Adding bluetooth

I want to be able to talk to the Arduino with an android app so I will add an HC-05 bluetooth module and wire it to the Arduino. This will allow me to create an app that sets the number of photos I want for the time lapse as well as the interval between them on my smartphone.  

The bluetooth module uses the UART protocol to talk to the Arduino. It’s important to remember that the transmit pin of the first device gets connected to the receive pin on the other device. It is a common mistake to assume that both transmit pins get wired together and that both receive pins get wired together. It might be helpful to think about it this way, each device has a data output and input line. You need to connect the output line of the first device to the input line of the other device. This allows data to flow between the two devices.

For the Arduino code I need to read the serial monitor for messages from the bluetooth module. Each message received on the serial bus will be one of three actions. Either, setting the number of photos to take, setting the interval between the photos, or to starting the time lapse process. All other messages received on the serial bus should be ignored. I can test this code by sending messages to the Arduino from the serial monitor in the IDE.

Android app

I feel pretty confident in how the electronics are working so it’s time to move on to writing the Android app. When I did in the Stranger Things project I used MIT App Inventor, but this time I’m going to use an android app called RoboRemo. This app allows you to create custom remote control apps that communicate over bluetooth, WiFi, and USB. I’ll create the appropriate buttons and text fields that I need to make the intervalometer work.

3D printed enclosure

I want to be able to bring this intervalometer with me wherever I go, so I’m going to design an enclosure and print it out on my 3D printer. I’ll open fusion 360 and extrude the outline shape. Next I’ll split the body in half using a midplane. With the two halves created, I can use the shell tool to hollow out the body and finally cut some holes for the TRS cable and the USB connector. At this point the enclosure is ready for printing. With the 3D print complete, I can test fit all the pieces into the enclosure. When I make enclosures like this, I usually have to print several iterations and make changes in between to get everything to fit just right. But this first draft looks like it’ll work great, so now I’ll move on.

Testing the intervalometer

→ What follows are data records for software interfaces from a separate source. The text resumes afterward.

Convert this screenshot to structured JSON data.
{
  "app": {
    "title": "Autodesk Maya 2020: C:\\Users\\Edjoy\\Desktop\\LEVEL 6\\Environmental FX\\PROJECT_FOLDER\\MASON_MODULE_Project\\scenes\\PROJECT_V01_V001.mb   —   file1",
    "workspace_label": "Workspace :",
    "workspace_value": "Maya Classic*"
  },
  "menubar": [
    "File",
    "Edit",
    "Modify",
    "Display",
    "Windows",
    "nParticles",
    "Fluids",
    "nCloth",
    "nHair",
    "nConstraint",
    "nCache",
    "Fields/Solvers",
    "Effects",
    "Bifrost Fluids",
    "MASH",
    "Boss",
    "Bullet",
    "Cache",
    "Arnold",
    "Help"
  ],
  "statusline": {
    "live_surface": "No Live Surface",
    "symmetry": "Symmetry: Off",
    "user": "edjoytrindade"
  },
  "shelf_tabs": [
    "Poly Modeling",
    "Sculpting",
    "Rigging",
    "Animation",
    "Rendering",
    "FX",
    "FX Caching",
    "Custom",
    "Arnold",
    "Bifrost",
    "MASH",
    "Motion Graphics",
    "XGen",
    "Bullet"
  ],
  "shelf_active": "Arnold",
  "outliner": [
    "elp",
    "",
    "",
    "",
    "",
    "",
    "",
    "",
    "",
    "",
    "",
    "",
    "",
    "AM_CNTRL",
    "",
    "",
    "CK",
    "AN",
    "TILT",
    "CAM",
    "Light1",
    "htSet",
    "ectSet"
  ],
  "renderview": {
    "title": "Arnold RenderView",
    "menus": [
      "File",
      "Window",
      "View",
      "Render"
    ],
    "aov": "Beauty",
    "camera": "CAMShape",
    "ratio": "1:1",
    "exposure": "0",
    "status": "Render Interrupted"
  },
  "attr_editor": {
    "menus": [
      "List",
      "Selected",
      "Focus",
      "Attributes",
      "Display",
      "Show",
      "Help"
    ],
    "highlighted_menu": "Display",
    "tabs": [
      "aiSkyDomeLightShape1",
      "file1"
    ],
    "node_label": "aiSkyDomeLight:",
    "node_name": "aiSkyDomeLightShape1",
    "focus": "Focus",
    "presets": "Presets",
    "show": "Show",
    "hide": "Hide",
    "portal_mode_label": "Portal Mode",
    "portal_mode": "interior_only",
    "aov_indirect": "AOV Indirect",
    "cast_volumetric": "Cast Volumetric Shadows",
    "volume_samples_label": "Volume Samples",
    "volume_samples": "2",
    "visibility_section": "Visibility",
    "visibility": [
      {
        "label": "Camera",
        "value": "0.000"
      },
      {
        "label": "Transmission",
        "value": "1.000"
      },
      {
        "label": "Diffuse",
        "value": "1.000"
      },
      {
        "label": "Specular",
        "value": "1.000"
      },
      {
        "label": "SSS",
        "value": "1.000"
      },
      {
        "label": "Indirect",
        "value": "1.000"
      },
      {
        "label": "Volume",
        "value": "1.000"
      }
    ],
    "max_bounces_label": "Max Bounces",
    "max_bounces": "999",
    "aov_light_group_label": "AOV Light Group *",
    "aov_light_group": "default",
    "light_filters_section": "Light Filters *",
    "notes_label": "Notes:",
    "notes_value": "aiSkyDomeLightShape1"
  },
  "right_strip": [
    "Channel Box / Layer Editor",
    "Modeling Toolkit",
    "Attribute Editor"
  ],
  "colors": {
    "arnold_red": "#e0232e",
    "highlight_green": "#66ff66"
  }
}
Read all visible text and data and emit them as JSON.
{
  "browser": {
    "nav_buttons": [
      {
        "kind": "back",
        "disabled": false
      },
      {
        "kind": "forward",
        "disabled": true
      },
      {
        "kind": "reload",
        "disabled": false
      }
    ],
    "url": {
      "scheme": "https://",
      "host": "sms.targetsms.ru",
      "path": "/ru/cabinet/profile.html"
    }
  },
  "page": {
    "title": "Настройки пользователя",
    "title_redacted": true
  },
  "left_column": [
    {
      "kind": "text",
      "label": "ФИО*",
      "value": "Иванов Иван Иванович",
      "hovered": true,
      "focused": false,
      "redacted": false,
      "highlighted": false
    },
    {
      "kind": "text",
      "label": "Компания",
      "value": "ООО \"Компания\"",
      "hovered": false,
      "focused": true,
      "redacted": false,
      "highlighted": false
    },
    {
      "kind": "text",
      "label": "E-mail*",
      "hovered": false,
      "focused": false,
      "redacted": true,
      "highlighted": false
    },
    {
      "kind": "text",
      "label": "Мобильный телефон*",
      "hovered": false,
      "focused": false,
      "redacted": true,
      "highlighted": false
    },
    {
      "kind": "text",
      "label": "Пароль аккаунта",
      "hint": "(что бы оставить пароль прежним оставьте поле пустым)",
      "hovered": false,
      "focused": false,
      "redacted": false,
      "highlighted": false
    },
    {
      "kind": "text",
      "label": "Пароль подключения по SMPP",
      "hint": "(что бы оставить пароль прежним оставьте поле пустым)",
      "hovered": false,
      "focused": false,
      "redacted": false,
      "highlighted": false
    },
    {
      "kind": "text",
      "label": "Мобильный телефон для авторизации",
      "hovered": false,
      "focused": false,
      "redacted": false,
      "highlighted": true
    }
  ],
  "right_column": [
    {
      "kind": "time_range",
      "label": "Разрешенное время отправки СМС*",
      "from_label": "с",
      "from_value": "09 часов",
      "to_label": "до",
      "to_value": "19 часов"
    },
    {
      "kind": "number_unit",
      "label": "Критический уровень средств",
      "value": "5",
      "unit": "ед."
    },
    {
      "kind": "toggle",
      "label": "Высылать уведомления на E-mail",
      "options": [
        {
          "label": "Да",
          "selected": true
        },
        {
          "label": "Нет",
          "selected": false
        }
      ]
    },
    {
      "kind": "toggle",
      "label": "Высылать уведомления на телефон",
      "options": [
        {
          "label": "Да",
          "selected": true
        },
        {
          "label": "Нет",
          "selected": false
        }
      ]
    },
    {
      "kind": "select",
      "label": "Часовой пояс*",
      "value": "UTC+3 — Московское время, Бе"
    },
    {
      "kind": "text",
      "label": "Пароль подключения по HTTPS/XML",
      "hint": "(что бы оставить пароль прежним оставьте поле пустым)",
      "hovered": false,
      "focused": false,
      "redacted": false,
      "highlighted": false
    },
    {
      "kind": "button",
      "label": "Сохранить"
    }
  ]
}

With the electronics soldered together, the Android app done, and everything put inside an enclosure,  it’s time to test out the intervalometer. I’ll power it with a cell phone charger plugged into the USB connector on the Arduino board. When I open the app, I’ll connect to the bluetooth module and enter the number of photos I want to take, followed by the number of seconds between photos. In the video you can see how the app does some helpful calculations for me. If I take 548 photos at 60 second intervals, it will take 32,880 seconds to complete the timelapse. If played back at 30fps those photos will result in a clip that will be 18.27 seconds long. This kind of information should help me out when planning and setting up my shots. When I’m ready to start the time lapse, I just need to hit the “start” button.  

Night time time lapse in the mountains of Arizona

I am going to use this device to take time lapse videos at night of the stars in the sky. This type of photography requires exposure times between 10 and 30 seconds and are only possible with an intervalometer. I took this project with me a few weeks ago when I went camping in the mountains of Arizona.  We camped in the mountains nowhere near any big cities which was great, however the night I took this time lapse it was pretty much a full moon. The moon reflects enough light in these long exposures that it almost looks like the sun! Instead of trying to fight this, I just ran with it and made the moon the subject of my night time time lapse.

That about wraps up this project. I make a lot of cool project videos like this, so if you enjoy that sort of thing please consider subscribing to my YouTube channel. I really appreciate you taking the time to read this post. I’m Zach, and I hope to see you next time.

 

Zach HippsComment